New York break: Notes en route

Standing in front of the Business School, waiting (and waiting, and waiting) for my cab this afternoon, I encountered, separately, four people (it was a long wait):

1. a colleague on her way to the garage beneath the Business School (most law school profs park there) – we chatted, it was pleasant;

2. a neighbor who teaches at the Bus. School (he was hurrying to a meeting), and who, with the highest level of pity at my plight (a very real possibility of a missed flight) said this to me: “take my car and leave it at the airport, then call and tell me where it is – I’ll get it later” (saint! but at that moment the cab came ---“you should never worry with Union – we’ll never let you down!” yeah, cool, save that for the next rider; it was about as credible as his next comment ---“you didn’t have to lift that suitcase in, I was about to get out and help you…” and finally ---“I don’t have any change – sorry…” Keep it and stuff it, buddy);

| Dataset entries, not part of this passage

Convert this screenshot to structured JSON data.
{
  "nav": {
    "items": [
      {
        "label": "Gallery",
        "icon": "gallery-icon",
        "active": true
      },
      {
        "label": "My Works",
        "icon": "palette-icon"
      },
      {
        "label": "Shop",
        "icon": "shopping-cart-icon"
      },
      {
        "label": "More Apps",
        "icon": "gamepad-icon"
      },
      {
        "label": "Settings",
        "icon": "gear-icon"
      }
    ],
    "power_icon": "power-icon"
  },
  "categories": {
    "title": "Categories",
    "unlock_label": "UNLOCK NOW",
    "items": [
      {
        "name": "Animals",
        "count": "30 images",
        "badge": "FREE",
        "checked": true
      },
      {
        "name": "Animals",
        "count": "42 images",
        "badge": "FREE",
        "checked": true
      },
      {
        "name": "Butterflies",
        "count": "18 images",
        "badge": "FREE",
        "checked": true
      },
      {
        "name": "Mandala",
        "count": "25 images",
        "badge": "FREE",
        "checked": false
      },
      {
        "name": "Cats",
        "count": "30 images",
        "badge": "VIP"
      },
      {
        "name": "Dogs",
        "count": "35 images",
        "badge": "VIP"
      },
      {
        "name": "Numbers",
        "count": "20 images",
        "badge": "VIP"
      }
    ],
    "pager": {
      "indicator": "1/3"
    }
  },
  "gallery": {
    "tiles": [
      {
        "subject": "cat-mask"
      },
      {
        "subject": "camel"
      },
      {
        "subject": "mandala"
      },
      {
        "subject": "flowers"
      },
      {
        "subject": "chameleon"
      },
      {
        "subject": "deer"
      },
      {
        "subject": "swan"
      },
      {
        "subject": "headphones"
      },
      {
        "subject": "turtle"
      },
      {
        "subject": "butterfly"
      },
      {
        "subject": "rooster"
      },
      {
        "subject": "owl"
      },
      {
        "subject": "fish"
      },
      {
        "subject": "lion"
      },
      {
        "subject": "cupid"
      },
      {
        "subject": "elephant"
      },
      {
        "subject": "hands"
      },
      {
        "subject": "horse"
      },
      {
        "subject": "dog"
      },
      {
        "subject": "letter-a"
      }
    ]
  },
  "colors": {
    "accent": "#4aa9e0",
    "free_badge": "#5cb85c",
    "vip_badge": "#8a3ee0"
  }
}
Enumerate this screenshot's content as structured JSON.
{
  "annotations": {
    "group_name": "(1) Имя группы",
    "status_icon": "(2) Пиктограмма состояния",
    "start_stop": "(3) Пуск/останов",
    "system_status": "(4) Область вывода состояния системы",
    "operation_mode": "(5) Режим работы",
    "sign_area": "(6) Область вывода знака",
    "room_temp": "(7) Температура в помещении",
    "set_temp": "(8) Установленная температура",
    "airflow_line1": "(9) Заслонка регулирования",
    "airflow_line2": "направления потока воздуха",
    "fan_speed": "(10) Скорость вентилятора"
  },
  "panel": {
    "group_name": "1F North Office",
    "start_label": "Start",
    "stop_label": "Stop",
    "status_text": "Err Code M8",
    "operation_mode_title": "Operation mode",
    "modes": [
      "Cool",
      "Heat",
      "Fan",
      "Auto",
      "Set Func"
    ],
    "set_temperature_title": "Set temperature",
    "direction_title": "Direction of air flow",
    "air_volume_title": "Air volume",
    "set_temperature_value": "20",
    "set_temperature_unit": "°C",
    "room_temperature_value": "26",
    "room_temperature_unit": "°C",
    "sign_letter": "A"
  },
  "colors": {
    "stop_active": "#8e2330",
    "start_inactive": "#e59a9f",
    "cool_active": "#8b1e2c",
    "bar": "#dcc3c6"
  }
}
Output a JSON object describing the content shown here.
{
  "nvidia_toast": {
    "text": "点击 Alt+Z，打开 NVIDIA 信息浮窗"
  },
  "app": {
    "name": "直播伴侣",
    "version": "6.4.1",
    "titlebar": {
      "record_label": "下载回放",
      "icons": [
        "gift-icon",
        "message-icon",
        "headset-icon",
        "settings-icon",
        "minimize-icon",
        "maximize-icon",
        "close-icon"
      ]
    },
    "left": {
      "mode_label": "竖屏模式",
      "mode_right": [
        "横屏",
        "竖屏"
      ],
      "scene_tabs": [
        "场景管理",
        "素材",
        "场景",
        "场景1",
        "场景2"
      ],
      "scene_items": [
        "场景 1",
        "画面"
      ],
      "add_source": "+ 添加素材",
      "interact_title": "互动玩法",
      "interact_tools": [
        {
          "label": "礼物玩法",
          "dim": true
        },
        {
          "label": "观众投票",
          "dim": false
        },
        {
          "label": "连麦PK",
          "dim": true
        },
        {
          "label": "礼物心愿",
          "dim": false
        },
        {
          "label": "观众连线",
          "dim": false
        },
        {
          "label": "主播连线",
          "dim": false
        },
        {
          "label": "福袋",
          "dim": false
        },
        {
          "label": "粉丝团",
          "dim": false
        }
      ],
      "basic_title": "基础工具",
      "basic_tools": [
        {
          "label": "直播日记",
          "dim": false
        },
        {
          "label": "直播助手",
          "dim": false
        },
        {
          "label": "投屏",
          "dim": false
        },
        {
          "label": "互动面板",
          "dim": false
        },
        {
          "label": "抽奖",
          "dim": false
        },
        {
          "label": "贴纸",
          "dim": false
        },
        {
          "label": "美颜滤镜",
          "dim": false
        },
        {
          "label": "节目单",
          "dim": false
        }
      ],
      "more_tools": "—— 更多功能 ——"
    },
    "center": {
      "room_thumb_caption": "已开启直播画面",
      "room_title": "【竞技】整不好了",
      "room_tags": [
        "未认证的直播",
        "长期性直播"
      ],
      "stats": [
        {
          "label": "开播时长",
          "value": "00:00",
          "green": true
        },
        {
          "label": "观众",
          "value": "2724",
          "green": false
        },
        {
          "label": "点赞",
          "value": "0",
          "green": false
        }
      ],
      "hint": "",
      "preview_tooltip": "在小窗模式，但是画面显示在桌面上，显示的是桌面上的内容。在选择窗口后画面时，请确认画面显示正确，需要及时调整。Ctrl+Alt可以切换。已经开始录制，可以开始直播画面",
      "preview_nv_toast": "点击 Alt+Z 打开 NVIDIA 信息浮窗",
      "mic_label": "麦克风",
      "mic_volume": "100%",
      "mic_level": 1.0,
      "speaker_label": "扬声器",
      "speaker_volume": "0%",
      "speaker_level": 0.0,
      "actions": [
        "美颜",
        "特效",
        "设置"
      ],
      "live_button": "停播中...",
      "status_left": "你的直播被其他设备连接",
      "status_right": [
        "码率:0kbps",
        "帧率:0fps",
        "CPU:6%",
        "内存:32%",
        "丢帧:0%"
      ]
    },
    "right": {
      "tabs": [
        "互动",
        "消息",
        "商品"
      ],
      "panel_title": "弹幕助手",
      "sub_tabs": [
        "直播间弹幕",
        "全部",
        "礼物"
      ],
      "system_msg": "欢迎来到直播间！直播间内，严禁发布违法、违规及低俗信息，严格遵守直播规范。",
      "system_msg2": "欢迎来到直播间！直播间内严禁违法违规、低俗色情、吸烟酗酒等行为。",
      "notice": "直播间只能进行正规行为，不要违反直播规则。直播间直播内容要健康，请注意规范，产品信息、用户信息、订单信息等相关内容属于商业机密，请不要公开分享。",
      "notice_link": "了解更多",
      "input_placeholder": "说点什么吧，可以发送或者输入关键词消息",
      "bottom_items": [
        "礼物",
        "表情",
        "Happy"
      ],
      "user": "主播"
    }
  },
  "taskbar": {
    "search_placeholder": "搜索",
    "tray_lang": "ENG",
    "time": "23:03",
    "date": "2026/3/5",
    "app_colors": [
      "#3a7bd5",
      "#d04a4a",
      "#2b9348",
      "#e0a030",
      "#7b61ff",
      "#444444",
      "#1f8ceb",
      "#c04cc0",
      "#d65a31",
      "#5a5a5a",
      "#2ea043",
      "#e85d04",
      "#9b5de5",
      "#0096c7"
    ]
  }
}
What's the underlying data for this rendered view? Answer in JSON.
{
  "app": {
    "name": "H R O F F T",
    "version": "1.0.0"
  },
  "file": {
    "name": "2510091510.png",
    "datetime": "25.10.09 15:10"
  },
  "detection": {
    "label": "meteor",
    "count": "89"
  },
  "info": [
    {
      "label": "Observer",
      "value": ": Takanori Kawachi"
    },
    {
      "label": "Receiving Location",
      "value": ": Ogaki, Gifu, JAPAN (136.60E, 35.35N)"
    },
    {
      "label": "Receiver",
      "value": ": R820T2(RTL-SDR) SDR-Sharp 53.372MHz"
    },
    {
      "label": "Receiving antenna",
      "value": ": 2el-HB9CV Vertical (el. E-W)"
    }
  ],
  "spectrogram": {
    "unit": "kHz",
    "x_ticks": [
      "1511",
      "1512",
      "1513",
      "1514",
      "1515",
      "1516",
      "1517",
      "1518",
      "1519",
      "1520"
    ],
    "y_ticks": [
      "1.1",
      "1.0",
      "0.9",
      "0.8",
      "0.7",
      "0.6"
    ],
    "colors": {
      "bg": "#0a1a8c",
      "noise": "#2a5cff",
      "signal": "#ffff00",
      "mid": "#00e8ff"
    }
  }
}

3. a blog reader (“do you remember, we met once… I wrote you in Poland…”);

4. and finally, a woman who smiled at me, though I am certain I have never seen her before. Even so, this chance encounter may significantly alter the course of my life. Picture this: she’s dressed in a long woolen coat (too warm for today, I think) of a stunning deep blue-navy color. Her hair is yellow – the kind I suppose a literary type from a previous century would have called “flaxen,” but I associate with Scandinavian women, ones who maybe picked up an outlier gene (from an unexpected past dalliance between their Swedish relative and an interloper Pole?) that passed down a bit of a honeyed tone.

That honeyed flaxen hair against the royal blue coat was so irresistible (yellow against blue) that I seriously thought of calling my man Jason (who loves to talk about hair color, being rather an expert at changing it for people), right then and there, telling him we need to make some changes during my next visit.

When a woman talks about changing her hair entirely (I’d already discussed going short again, but Jason balked: he loves the idea of a 50+ person with long hair, occasionally done up in a pony tail; one doesn’t challenge Jason), you suspect that something’s up. She is redefining herself in some way.

Am I? I’m thinking about it. For the time being, I put aside thoughts of hair and concentrated on giving permission for my cabbie to zip through yellow lights so that I could catch my flight. I did. I am en route LGA as I type this.

Heading into a storm

Class is done. Another hour and I’ll be New York-bound. Or snow-bound. Because as far as I can tell, a winter storm and I will be chasing each other around the Midwest before I finally get closer to the coast. My immediate thought – if I get stranded, at least it wont be like Aurora, Colorado.

But actually I’ve been mulling over a different kind of storm – the one that leads you to create something that roughly can be cast into the domain of “art.” A blogger over at Home Sweet Road writes this about her painting: “My art has always come from darkness.” She muses if she will be able to sustain that quality of painting, now that she has hit a period of tranquility, happiness even.

Will I be reassuring if I write and tell her this: not to worry! People who have lived through a powerful tempest (or two. or three…) never shake it at the core. There is something nicely permanent about that level of sadness which is juicy fuel for all of us who use it to produce the next painting, or chapter in a book. Sweet bedfellows – despair and creativity, egging each other on. They make happiness look soppy and dull.